Entries from a dataset of interfaces
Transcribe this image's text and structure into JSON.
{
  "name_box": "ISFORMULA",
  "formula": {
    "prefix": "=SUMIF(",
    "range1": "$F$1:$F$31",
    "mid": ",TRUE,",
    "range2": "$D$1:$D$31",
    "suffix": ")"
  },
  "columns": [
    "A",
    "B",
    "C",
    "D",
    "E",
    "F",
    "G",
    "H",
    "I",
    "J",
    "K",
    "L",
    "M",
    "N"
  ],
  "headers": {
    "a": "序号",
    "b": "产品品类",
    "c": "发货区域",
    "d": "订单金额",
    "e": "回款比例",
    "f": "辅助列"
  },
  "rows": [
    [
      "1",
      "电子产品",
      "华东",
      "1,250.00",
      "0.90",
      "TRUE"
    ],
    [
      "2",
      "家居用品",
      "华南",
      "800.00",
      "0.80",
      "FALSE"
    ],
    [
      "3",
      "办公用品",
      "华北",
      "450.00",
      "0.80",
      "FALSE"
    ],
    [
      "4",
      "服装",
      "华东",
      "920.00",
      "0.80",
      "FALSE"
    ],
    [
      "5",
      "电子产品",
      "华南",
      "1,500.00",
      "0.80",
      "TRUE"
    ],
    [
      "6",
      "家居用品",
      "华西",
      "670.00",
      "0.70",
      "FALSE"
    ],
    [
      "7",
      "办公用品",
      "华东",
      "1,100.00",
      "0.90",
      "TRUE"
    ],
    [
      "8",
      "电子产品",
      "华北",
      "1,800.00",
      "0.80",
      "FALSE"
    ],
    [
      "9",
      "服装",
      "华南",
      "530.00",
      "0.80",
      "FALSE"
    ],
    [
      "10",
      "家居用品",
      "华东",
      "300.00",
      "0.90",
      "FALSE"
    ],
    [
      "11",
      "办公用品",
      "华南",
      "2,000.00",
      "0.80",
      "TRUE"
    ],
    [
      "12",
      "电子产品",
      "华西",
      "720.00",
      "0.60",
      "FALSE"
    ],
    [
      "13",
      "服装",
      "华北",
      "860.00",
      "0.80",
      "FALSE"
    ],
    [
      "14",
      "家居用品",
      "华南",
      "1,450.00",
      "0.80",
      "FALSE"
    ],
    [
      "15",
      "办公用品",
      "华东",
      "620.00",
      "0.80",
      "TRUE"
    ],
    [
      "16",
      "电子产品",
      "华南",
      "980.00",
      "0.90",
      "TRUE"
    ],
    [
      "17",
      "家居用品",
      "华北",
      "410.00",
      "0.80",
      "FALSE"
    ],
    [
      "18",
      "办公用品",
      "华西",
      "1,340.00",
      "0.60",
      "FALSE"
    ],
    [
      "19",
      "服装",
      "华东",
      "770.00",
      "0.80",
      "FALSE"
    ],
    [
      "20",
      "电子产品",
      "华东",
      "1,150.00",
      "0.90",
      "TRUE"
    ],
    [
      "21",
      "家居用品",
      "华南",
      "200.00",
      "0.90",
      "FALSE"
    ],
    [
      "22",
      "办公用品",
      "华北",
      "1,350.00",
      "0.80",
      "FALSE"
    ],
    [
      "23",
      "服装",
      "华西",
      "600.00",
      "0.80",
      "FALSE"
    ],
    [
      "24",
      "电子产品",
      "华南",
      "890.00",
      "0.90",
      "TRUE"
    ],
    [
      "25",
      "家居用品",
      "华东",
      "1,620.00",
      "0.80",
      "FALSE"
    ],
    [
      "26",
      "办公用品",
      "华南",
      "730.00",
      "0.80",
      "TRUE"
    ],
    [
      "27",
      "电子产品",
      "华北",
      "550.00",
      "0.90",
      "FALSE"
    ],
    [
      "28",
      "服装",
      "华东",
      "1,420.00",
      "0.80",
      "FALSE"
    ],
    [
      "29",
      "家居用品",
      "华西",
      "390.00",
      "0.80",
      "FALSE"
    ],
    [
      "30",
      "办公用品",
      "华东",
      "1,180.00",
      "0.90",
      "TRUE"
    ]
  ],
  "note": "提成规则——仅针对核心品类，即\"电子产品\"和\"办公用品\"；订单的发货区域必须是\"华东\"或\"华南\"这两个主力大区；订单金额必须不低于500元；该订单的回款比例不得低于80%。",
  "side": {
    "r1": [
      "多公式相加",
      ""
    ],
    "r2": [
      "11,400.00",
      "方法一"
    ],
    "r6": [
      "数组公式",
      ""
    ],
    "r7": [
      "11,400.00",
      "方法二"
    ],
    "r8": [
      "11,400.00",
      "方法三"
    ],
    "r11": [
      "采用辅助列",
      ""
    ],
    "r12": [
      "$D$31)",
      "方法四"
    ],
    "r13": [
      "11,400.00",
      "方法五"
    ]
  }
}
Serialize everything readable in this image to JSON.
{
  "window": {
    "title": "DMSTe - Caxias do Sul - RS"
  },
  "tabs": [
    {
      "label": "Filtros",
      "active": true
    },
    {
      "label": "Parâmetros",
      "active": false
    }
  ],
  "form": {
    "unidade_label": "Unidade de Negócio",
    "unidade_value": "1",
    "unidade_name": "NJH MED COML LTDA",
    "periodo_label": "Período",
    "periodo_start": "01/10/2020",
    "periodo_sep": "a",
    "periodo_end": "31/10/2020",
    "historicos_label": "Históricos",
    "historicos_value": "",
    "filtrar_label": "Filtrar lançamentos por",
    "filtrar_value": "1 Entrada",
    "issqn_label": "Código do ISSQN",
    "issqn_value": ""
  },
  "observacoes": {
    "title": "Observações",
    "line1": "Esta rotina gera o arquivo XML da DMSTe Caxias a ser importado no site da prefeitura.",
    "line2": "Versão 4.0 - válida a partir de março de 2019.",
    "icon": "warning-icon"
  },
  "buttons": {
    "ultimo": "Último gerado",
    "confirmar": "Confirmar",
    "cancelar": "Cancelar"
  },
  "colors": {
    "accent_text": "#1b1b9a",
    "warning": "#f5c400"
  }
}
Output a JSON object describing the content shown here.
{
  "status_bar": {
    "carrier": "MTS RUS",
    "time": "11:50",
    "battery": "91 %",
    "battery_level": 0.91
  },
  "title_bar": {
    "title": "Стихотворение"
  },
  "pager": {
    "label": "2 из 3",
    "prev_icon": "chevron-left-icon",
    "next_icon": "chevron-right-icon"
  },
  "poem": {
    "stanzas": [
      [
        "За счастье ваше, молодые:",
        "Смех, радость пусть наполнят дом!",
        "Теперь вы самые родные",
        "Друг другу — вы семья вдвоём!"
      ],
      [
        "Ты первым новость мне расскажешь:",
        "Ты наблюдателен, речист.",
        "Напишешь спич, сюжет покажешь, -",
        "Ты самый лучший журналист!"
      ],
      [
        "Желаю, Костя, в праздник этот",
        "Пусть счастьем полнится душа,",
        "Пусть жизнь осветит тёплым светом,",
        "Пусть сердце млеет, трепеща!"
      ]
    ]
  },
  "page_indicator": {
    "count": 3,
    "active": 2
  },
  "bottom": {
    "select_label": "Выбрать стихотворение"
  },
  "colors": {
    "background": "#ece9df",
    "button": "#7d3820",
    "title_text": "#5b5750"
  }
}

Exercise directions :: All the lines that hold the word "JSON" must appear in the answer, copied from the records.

Answer to the exercise ::
Transcribe this image's text and structure into JSON.
Serialize everything readable in this image to JSON.
Output a JSON object describing the content shown here.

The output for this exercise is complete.